Excerpts from an interface dataset:
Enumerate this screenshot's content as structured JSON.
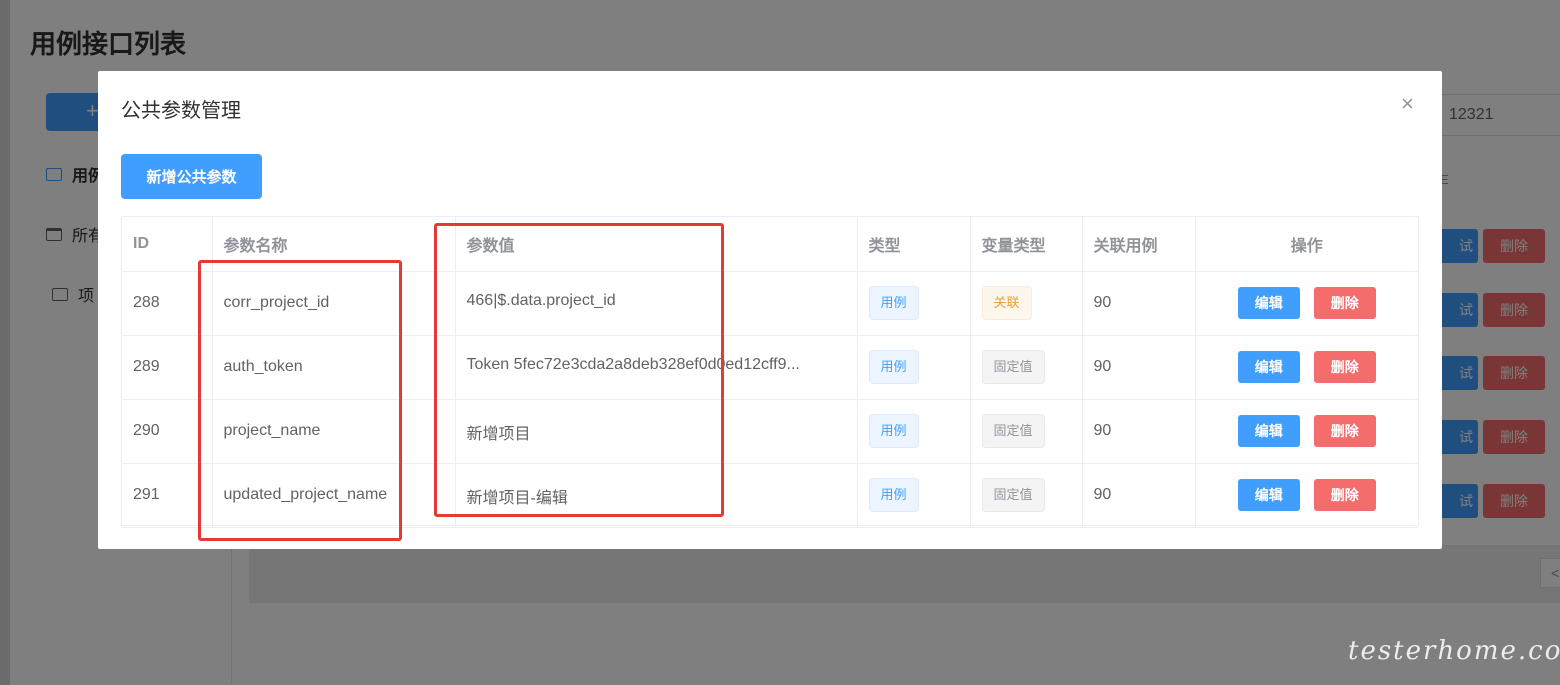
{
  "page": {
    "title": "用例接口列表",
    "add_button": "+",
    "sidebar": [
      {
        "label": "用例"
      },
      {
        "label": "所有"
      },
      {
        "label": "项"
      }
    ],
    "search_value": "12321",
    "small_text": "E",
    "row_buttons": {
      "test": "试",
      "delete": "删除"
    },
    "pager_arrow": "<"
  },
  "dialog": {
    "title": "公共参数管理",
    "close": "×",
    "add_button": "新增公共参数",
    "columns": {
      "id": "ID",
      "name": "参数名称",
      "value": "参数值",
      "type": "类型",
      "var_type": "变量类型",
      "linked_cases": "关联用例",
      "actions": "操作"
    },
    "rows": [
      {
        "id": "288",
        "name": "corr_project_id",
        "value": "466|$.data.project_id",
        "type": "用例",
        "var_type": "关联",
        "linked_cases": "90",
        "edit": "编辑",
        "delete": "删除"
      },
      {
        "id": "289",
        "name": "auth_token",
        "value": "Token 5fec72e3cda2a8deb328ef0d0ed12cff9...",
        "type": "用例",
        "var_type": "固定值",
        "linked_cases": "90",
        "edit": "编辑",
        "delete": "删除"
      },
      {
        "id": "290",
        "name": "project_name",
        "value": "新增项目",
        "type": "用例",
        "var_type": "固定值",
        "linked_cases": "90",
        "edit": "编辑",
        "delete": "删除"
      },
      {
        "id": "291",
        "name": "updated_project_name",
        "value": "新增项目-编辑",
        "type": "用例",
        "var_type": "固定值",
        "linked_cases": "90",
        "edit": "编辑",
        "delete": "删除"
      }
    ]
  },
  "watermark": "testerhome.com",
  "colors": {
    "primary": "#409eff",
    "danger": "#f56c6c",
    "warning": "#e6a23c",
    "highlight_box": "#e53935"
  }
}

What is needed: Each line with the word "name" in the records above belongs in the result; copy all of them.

Response:
      "name": "参数名称",
        "name": "corr_project_id",
        "name": "auth_token",
        "name": "project_name",
        "name": "updated_project_name",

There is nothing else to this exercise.